Dataset rows describing interfaces:
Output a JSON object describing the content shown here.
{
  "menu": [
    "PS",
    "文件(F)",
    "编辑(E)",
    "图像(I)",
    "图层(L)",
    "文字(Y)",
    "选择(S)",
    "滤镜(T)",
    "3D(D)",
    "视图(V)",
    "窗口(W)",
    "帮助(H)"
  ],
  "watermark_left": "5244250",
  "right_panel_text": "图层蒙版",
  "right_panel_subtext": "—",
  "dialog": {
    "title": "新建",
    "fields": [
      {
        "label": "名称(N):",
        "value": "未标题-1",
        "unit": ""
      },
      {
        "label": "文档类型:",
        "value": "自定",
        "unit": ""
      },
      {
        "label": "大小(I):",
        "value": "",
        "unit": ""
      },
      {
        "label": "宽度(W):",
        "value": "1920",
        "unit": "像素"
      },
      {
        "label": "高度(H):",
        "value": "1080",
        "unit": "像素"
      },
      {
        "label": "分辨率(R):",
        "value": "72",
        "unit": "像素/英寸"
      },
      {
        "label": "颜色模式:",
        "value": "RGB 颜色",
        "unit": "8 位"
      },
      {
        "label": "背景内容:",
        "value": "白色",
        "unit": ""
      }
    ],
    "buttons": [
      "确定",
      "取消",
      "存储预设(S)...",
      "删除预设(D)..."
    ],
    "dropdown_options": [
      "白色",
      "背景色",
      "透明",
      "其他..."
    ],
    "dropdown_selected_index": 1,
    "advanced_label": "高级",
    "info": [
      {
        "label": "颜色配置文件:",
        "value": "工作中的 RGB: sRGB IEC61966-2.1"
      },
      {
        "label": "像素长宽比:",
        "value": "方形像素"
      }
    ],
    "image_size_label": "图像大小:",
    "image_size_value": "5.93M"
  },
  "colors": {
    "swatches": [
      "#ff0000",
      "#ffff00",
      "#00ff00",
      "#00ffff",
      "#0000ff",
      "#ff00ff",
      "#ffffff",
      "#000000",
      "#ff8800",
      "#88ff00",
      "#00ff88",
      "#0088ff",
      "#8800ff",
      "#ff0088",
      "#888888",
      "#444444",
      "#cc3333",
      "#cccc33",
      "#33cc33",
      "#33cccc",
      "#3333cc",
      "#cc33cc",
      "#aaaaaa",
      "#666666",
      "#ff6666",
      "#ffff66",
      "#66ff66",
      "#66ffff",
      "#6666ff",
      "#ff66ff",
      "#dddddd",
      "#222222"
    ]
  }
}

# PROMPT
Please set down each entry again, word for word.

# RESULT FOR THIS TASK
Output a JSON object describing the content shown here.
{
  "menu": [
    "PS",
    "文件(F)",
    "编辑(E)",
    "图像(I)",
    "图层(L)",
    "文字(Y)",
    "选择(S)",
    "滤镜(T)",
    "3D(D)",
    "视图(V)",
    "窗口(W)",
    "帮助(H)"
  ],
  "watermark_left": "5244250",
  "right_panel_text": "图层蒙版",
  "right_panel_subtext": "—",
  "dialog": {
    "title": "新建",
    "fields": [
      {
        "label": "名称(N):",
        "value": "未标题-1",
        "unit": ""
      },
      {
        "label": "文档类型:",
        "value": "自定",
        "unit": ""
      },
      {
        "label": "大小(I):",
        "value": "",
        "unit": ""
      },
      {
        "label": "宽度(W):",
        "value": "1920",
        "unit": "像素"
      },
      {
        "label": "高度(H):",
        "value": "1080",
        "unit": "像素"
      },
      {
        "label": "分辨率(R):",
        "value": "72",
        "unit": "像素/英寸"
      },
      {
        "label": "颜色模式:",
        "value": "RGB 颜色",
        "unit": "8 位"
      },
      {
        "label": "背景内容:",
        "value": "白色",
        "unit": ""
      }
    ],
    "buttons": [
      "确定",
      "取消",
      "存储预设(S)...",
      "删除预设(D)..."
    ],
    "dropdown_options": [
      "白色",
      "背景色",
      "透明",
      "其他..."
    ],
    "dropdown_selected_index": 1,
    "advanced_label": "高级",
    "info": [
      {
        "label": "颜色配置文件:",
        "value": "工作中的 RGB: sRGB IEC61966-2.1"
      },
      {
        "label": "像素长宽比:",
        "value": "方形像素"
      }
    ],
    "image_size_label": "图像大小:",
    "image_size_value": "5.93M"
  },
  "colors": {
    "swatches": [
      "#ff0000",
      "#ffff00",
      "#00ff00",
      "#00ffff",
      "#0000ff",
      "#ff00ff",
      "#ffffff",
      "#000000",
      "#ff8800",
      "#88ff00",
      "#00ff88",
      "#0088ff",
      "#8800ff",
      "#ff0088",
      "#888888",
      "#444444",
      "#cc3333",
      "#cccc33",
      "#33cc33",
      "#33cccc",
      "#3333cc",
      "#cc33cc",
      "#aaaaaa",
      "#666666",
      "#ff6666",
      "#ffff66",
      "#66ff66",
      "#66ffff",
      "#6666ff",
      "#ff66ff",
      "#dddddd",
      "#222222"
    ]
  }
}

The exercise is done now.